A few years ago I dropped in on an antiquities dealer I know from my time working in the auction trade. He’s great company, makes a killer coffee, and always has a new, thrilling, thoroughly engaging yet cringe-inducing story about his latest successful attempt to get his hands on a precious artwork or artefact of questionable provenance. To say that some of the things that have passed through his hands are of museum quality is an understatement.
For me, two particularly memorable pieces he showed me that day sum up the reality of the trade in antiquities. One was an exquisite, translucent marble Greek statue – relatively small, but perfect. I can’t be more specific than that because I have no desire to get anyone in trouble. Suffice to say that it was magnificent. It purportedly came to our dealer through the hands of an archaeologist who had excavated it on a small Aegean island and smuggled it out of Greece during the course of an official excavation. The second piece had been spirited illegally out of Iraq, just months after the Allies seized Baghdad. It was an alabaster figurine of such beauty it brought tears to my eyes.

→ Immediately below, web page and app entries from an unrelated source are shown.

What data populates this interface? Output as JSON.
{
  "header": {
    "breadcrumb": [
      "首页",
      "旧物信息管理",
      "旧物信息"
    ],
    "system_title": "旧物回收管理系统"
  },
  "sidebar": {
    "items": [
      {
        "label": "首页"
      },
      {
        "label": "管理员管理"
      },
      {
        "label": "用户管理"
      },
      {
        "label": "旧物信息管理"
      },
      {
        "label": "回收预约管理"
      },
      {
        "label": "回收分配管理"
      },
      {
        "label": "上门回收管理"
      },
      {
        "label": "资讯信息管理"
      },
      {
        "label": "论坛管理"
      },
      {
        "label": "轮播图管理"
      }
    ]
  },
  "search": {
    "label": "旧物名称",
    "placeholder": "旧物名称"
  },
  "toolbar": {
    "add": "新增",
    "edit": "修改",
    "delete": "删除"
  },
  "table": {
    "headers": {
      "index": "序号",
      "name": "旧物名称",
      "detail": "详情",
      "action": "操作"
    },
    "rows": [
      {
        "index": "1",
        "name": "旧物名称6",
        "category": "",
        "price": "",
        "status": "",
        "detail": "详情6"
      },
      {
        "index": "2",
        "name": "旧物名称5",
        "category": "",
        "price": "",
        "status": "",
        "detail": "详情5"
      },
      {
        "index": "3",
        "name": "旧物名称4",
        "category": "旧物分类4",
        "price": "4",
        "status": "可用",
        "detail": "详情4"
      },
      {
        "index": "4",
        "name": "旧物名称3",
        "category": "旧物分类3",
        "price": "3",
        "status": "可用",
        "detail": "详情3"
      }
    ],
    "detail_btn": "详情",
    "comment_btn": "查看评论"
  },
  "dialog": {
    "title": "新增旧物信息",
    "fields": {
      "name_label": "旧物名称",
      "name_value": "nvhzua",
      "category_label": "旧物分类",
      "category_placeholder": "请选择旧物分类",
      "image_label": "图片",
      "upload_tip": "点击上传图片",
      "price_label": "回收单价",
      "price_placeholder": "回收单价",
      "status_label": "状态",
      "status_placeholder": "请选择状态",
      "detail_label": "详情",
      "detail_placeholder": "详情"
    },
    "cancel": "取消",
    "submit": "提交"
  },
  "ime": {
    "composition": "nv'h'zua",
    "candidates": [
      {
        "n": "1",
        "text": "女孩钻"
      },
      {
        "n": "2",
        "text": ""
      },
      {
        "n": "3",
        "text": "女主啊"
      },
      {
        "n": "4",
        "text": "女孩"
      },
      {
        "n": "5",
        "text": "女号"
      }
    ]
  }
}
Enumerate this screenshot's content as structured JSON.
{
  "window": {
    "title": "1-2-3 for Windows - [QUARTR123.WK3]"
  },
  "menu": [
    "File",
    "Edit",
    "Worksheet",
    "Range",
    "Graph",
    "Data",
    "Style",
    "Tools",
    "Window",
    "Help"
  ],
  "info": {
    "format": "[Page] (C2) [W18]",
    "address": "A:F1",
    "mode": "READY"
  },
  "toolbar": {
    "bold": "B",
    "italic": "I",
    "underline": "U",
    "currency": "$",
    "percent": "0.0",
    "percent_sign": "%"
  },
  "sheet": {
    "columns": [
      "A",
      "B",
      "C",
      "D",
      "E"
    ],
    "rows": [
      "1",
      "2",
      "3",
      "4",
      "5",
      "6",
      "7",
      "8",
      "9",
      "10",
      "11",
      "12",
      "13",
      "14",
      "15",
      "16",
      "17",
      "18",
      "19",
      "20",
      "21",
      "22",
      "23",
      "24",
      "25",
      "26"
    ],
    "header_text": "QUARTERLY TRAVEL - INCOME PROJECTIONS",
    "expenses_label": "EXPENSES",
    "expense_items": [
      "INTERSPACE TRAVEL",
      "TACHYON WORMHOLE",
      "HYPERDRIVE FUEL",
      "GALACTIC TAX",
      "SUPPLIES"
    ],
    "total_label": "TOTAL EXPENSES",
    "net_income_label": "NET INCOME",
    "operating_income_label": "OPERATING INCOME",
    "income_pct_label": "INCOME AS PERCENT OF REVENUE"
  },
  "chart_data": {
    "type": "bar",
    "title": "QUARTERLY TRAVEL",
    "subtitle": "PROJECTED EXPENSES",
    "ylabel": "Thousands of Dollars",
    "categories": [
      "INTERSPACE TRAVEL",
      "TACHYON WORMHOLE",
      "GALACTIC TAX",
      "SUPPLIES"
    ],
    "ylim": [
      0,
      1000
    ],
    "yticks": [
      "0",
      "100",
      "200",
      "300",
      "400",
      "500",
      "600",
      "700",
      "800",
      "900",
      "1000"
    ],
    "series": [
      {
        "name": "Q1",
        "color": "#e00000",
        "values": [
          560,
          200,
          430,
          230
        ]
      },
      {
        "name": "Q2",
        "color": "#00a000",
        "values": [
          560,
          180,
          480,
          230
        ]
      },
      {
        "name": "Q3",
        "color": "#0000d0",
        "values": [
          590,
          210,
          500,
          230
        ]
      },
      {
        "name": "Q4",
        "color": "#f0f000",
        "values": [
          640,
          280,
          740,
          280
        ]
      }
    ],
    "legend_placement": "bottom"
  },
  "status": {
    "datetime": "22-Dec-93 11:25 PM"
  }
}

As long as we continue to covet precious things and venerate objects of creative human endeavour, the trade in stolen art and artefacts will thrive. But the existence and focus of the trade raises some interesting questions. For example: China is threatening auction powerhouse, Christie’s, with “serious” consequences after the auction house refused to halt the sale of two 18th century bronze statues in its recent sale of the late fashion designer Yves Saint Laurent’s art collection (one is pictured above). The sale caused such uproar in China that even martial arts legend Jackie Chan felt compelled to weigh in on the matter. The statues were allegedly stolen in 1860 by British and French troops from the Imperial Summer Palace in Beiing during the Opium War. Given that China is being touted as the new frontier for the art trade, the government’s threat to restrict Christie’s presence in China is a serious one. But the whole situation made me ponder – would the outcome have been different if Christie’s or Sotheby’s had been offered a looted crest taken from the facade of Buckingham Palace, or Abraham’s foot stolen illegally from Lincoln’s Monument? Is this a case of double standards?
War loot is nothing new. But that doesn’t make it right.
I’m sure there’s plenty of earlier examples, but Nebuchadnezzar and the treasure from Solomon’s Temple is the earliest example I can think of. In recent years, irreplaceable relics from the cradle of western civilisation, Mesopotamia – the land between the two rivers otherwise known as Iraq – have been stolen and spread far and wide. The looting of Iraqi museums has been widely and rightly condemned. Yet on the other hand, the Elgin marbles, stolen from the Parthenon in the early 1800s by the British ambassador to the Ottoman Empire, still retain pride of place in the British Museum. And they’re not going anywhere anytime soon. To put the latter example in context, it would be a bit like if Michelangelo’s Sistine ceiling was ripped out and spirited off to a museum in Beijing. Or if the Eiffel Tower was dismantled, stuck on a container ship and taken away to a cultural centre in Dubai. How would we feel about that?
It’s all very well to entertain the idea of universal cultural heritage. Just make sure it cuts both ways.
Image: ‘The Guardian’